So, for example, in a critical application, such as a prison or hospital, redundancy over cost tends to be the primary deciding factor and may lead to the installation of individual pumps on each boiler sub-circuit. Condensing boilers are normally individually pumped because of their higher water-pressure loss and the need to maintain flow through the low thermal mass heat exchanger.
If a primary circuit has a single primary pump feeding multiple boilers, then a ‘reverse return’ pipework configuration should be used to ensure that flow is evenly distributed across all boilers.
Corrosion is controlled in condensing boilers by having suitable materials (stainless steel, aluminium or polymers) in contact with the cool combustion gases and condensate – some manufacturers’ pipework kits include this as a standard. Heat exchangers are often designed such that the flow of condensate helps to clean the heat exchanger surface, aiding efficiency and reducing the chance of hotspots or local corrosion pits forming.

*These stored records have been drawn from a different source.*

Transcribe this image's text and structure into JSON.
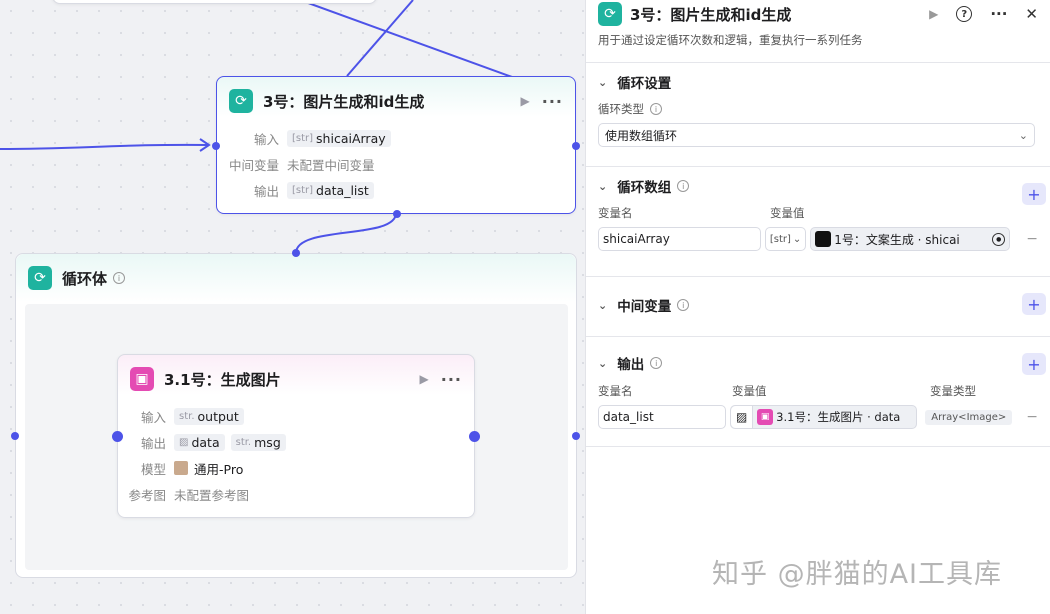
{
  "main_node": {
    "title": "3号：图片生成和id生成",
    "input_label": "输入",
    "input_type": "[str]",
    "input_value": "shicaiArray",
    "mid_label": "中间变量",
    "mid_value": "未配置中间变量",
    "output_label": "输出",
    "output_type": "[str]",
    "output_value": "data_list"
  },
  "loop_body": {
    "title": "循环体"
  },
  "child_node": {
    "title": "3.1号：生成图片",
    "input_label": "输入",
    "input_type": "str.",
    "input_value": "output",
    "output_label": "输出",
    "output_value_1": "data",
    "output_type_2": "str.",
    "output_value_2": "msg",
    "model_label": "模型",
    "model_value": "通用-Pro",
    "ref_label": "参考图",
    "ref_value": "未配置参考图"
  },
  "panel": {
    "title": "3号：图片生成和id生成",
    "description": "用于通过设定循环次数和逻辑，重复执行一系列任务",
    "loop_settings": {
      "header": "循环设置",
      "type_label": "循环类型",
      "type_value": "使用数组循环"
    },
    "loop_array": {
      "header": "循环数组",
      "col_name": "变量名",
      "col_value": "变量值",
      "var_name": "shicaiArray",
      "var_type": "[str]",
      "var_ref": "1号：文案生成 · shicai"
    },
    "middle_vars": {
      "header": "中间变量"
    },
    "output": {
      "header": "输出",
      "col_name": "变量名",
      "col_value": "变量值",
      "col_type": "变量类型",
      "var_name": "data_list",
      "var_ref": "3.1号：生成图片 · data",
      "var_type": "Array<Image>"
    }
  },
  "watermark": "知乎 @胖猫的AI工具库",
  "colors": {
    "accent": "#4d53e8",
    "loop_icon": "#1fb39f",
    "image_icon": "#e44bb3"
  }
}
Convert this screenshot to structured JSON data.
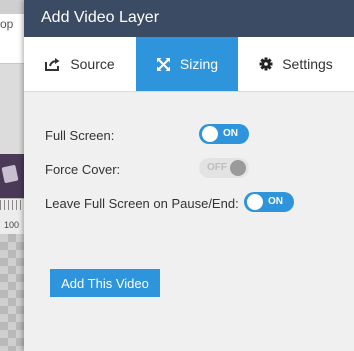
{
  "background_app": {
    "toolbar_fragment": "op",
    "ruler_label": "100"
  },
  "dialog": {
    "title": "Add Video Layer",
    "tabs": [
      {
        "label": "Source",
        "icon": "share-icon",
        "active": false
      },
      {
        "label": "Sizing",
        "icon": "resize-arrows-icon",
        "active": true
      },
      {
        "label": "Settings",
        "icon": "gear-icon",
        "active": false
      }
    ],
    "options": [
      {
        "label": "Full Screen:",
        "state": "ON",
        "enabled": true
      },
      {
        "label": "Force Cover:",
        "state": "OFF",
        "enabled": false
      },
      {
        "label": "Leave Full Screen on Pause/End:",
        "state": "ON",
        "enabled": true
      }
    ],
    "add_button_label": "Add This Video"
  },
  "colors": {
    "header_bg": "#3b4b63",
    "accent": "#2e95dc",
    "panel_bg": "#f0f0f0"
  }
}
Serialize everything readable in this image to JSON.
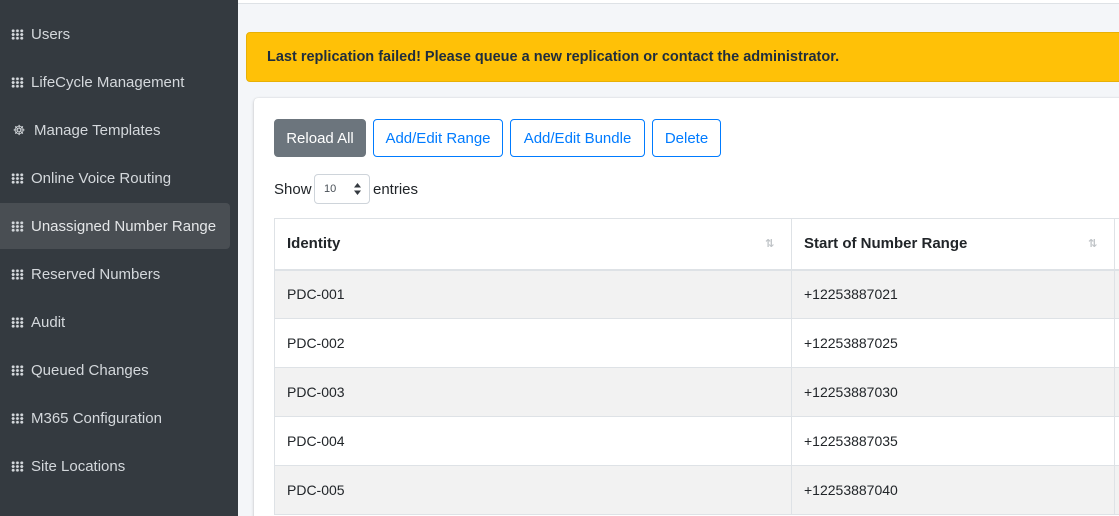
{
  "sidebar": {
    "items": [
      {
        "label": "Users",
        "icon": "grid-icon",
        "active": false
      },
      {
        "label": "LifeCycle Management",
        "icon": "grid-icon",
        "active": false
      },
      {
        "label": "Manage Templates",
        "icon": "template-icon",
        "active": false
      },
      {
        "label": "Online Voice Routing",
        "icon": "grid-icon",
        "active": false
      },
      {
        "label": "Unassigned Number Range",
        "icon": "grid-icon",
        "active": true
      },
      {
        "label": "Reserved Numbers",
        "icon": "grid-icon",
        "active": false
      },
      {
        "label": "Audit",
        "icon": "grid-icon",
        "active": false
      },
      {
        "label": "Queued Changes",
        "icon": "grid-icon",
        "active": false
      },
      {
        "label": "M365 Configuration",
        "icon": "grid-icon",
        "active": false
      },
      {
        "label": "Site Locations",
        "icon": "grid-icon",
        "active": false
      }
    ]
  },
  "alert": {
    "message": "Last replication failed! Please queue a new replication or contact the administrator."
  },
  "toolbar": {
    "reload_label": "Reload All",
    "add_range_label": "Add/Edit Range",
    "add_bundle_label": "Add/Edit Bundle",
    "delete_label": "Delete"
  },
  "length_menu": {
    "show_label": "Show",
    "selected": "10",
    "entries_label": "entries"
  },
  "table": {
    "columns": [
      "Identity",
      "Start of Number Range"
    ],
    "rows": [
      [
        "PDC-001",
        "+12253887021"
      ],
      [
        "PDC-002",
        "+12253887025"
      ],
      [
        "PDC-003",
        "+12253887030"
      ],
      [
        "PDC-004",
        "+12253887035"
      ],
      [
        "PDC-005",
        "+12253887040"
      ]
    ]
  },
  "colors": {
    "sidebar_bg": "#343a40",
    "alert_bg": "#ffc107",
    "primary": "#007bff",
    "secondary": "#6c757d"
  }
}
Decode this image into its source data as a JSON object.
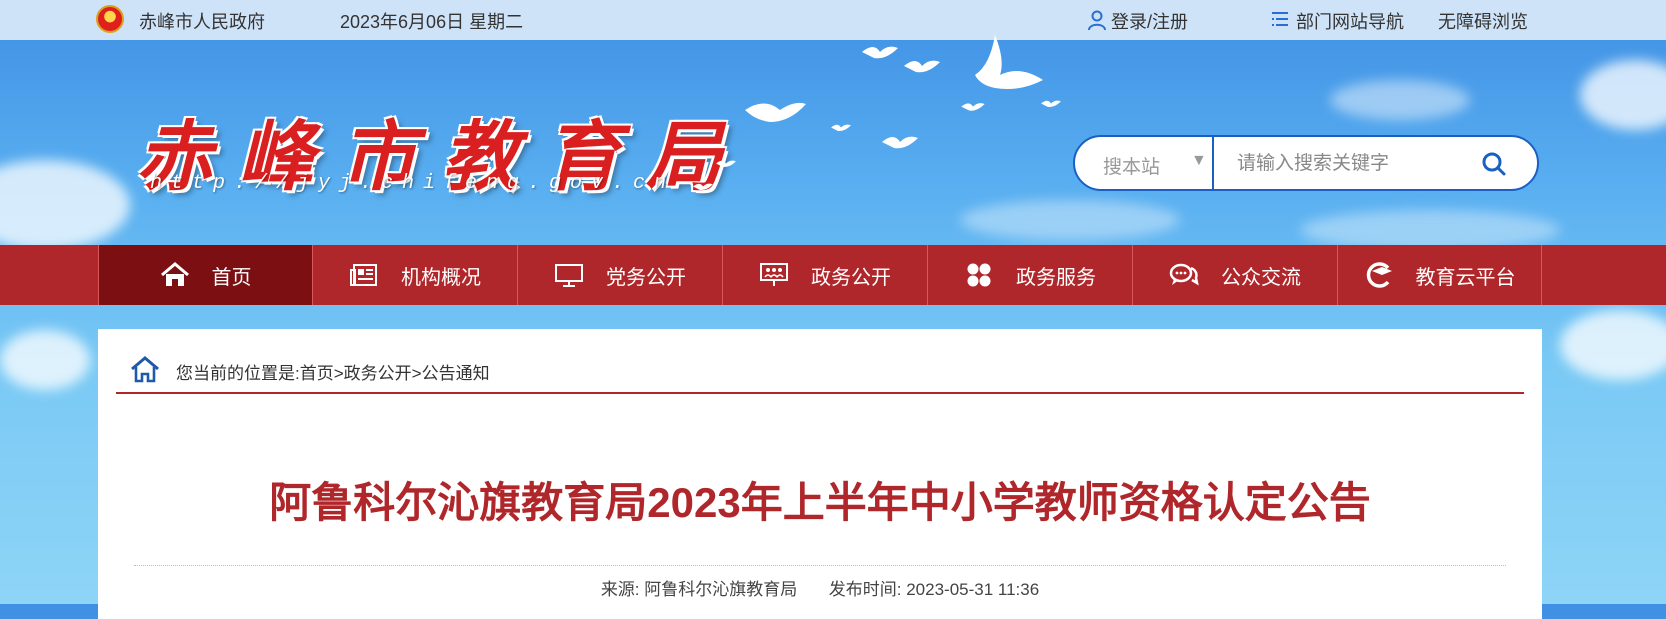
{
  "topbar": {
    "site_name": "赤峰市人民政府",
    "date": "2023年6月06日 星期二",
    "login": "登录/注册",
    "dept_nav": "部门网站导航",
    "accessibility": "无障碍浏览"
  },
  "header": {
    "logo_title": "赤峰市教育局",
    "logo_url": "http://jyj.chifeng.gov.cn"
  },
  "search": {
    "scope": "搜本站",
    "placeholder": "请输入搜索关键字"
  },
  "nav": {
    "items": [
      {
        "label": "首页"
      },
      {
        "label": "机构概况"
      },
      {
        "label": "党务公开"
      },
      {
        "label": "政务公开"
      },
      {
        "label": "政务服务"
      },
      {
        "label": "公众交流"
      },
      {
        "label": "教育云平台"
      }
    ]
  },
  "breadcrumb": {
    "prefix": "您当前的位置是:",
    "items": [
      "首页",
      "政务公开",
      "公告通知"
    ],
    "separator": ">"
  },
  "article": {
    "title": "阿鲁科尔沁旗教育局2023年上半年中小学教师资格认定公告",
    "source_label": "来源:",
    "source": "阿鲁科尔沁旗教育局",
    "time_label": "发布时间:",
    "time": "2023-05-31 11:36"
  },
  "colors": {
    "nav_red": "#b0272b",
    "nav_active": "#7b0f12",
    "title_red": "#b0272b",
    "search_border": "#1a5fc4"
  }
}
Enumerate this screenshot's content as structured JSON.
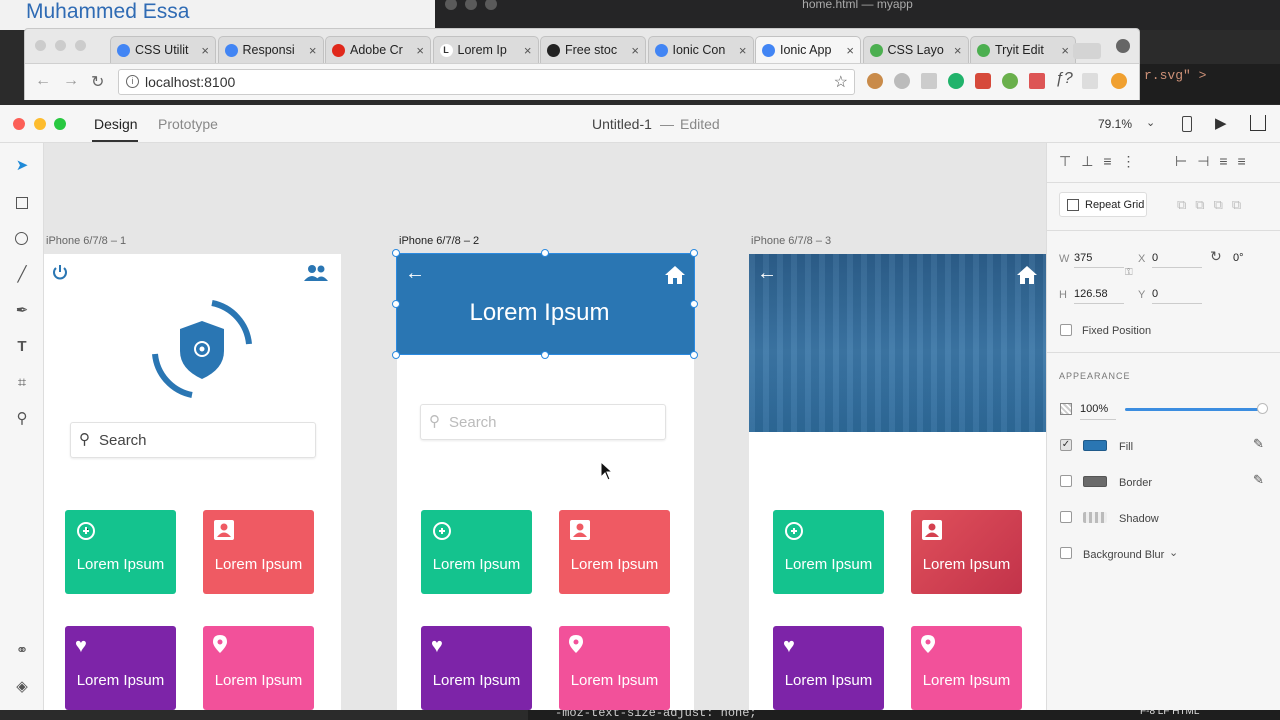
{
  "background": {
    "doc_title": "Muhammed Essa",
    "editor_title": "home.html — myapp",
    "editor_snippet": "r.svg\"  >",
    "code_bottom": "-moz-text-size-adjust: none;",
    "status_bottom": "F-8   LF   HTML"
  },
  "browser": {
    "tabs": [
      {
        "label": "CSS Utilit",
        "icon": "chrome-icon"
      },
      {
        "label": "Responsi",
        "icon": "chrome-icon"
      },
      {
        "label": "Adobe Cr",
        "icon": "adobe-icon"
      },
      {
        "label": "Lorem Ip",
        "icon": "lipsum-icon"
      },
      {
        "label": "Free stoc",
        "icon": "camera-icon"
      },
      {
        "label": "Ionic Con",
        "icon": "chrome-icon"
      },
      {
        "label": "Ionic App",
        "icon": "chrome-icon"
      },
      {
        "label": "CSS Layo",
        "icon": "w3-icon"
      },
      {
        "label": "Tryit Edit",
        "icon": "w3-icon"
      }
    ],
    "url": "localhost:8100"
  },
  "xd": {
    "tabs": {
      "design": "Design",
      "prototype": "Prototype"
    },
    "doc_title": "Untitled-1",
    "doc_sep": "—",
    "doc_status": "Edited",
    "zoom": "79.1%",
    "artboards": [
      {
        "label": "iPhone 6/7/8 – 1",
        "search": "Search"
      },
      {
        "label": "iPhone 6/7/8 – 2",
        "header": "Lorem Ipsum",
        "search": "Search"
      },
      {
        "label": "iPhone 6/7/8 – 3"
      }
    ],
    "card_label": "Lorem Ipsum",
    "colors": {
      "teal": "#14c38e",
      "coral": "#ef5a63",
      "purple": "#7d24a8",
      "pink": "#f2519a",
      "blue": "#2a76b3"
    },
    "panel": {
      "repeat_grid": "Repeat Grid",
      "w_label": "W",
      "w": "375",
      "h_label": "H",
      "h": "126.58",
      "x_label": "X",
      "x": "0",
      "y_label": "Y",
      "y": "0",
      "rotation": "0°",
      "fixed_position": "Fixed Position",
      "appearance": "APPEARANCE",
      "opacity": "100%",
      "fill": "Fill",
      "border": "Border",
      "shadow": "Shadow",
      "background_blur": "Background Blur"
    }
  }
}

The primary circuits for non-condensing boilers should be designed so that the average boiler water temperature does not fall below about 56°C – the dewpoint of the flue gas. Low-temperature boiler corrosion would be likely to occur at the smoke box prior to the flue connection and is often referred to as ‘back-end corrosion’.
Maintaining the return-water temperature above 56°C, along with keeping flue gases above 140°C, can provide protection from this type of corrosion – known as ‘back-end protection’. However, this can limit achievable burner turndown. At start-up, a thermostatically controlled bypass between the flow and return connections can be used to blend a small proportion of hot flow water with cooler return water, typically to ensure that the return temperature into the heat exchanger remains above 60°C.
Circulation is achieved either by a small shunt pump or by connecting the flow end of the bypass pipe to the primary pump discharge and controlling the flow/return blend through a three-port valve. In each case, the bypass is isolated automatically when the system return temperature reaches the pre-set minimum and, if fitted, the shunt pump is stopped.
‘Flow prevention’ (reportedly often confused with ‘back-end protection’) refers to the unwanted water circulation through inactive boilers (and other heat generators), which would otherwise increase the boiler ‘standing losses’.
Higher thermal mass boilers commonly employ a single primary pump to supply multiple modules. Flow through individual boilers may be controlled with a two-port isolation valve (potentially also employing variable flow primary pumping) or a three-port diverting valve for each module, integrated with safety control to ensure boiler overrun periods and to prevent excessive boiler temperatures.
For condensing boilers that, in any case, have significantly lower standing losses, flow prevention is typically effected by stopping the individual pump serving the module (subject to safety interlocks). As in Figure 3, a non-return valve is also used to prevent reverse-flow through the boiler when the pump is not operating.
Heat generator power relationship
The relationship between heating power, flowrate and temperature difference of a heat generator is given by equation φ = m Cp (θf–θr) where φ is the heating power of the heat generator (kW), m is the water flowrate through the heat generator (kg.s-1), Cp is the specific heat of water (4.2kJ.kg-1.K-1), θf is the flow water temperature leaving the heat generator (ºC) and θr is the inlet returning water temperature (ºC).
© Tim Dwyer, 2021.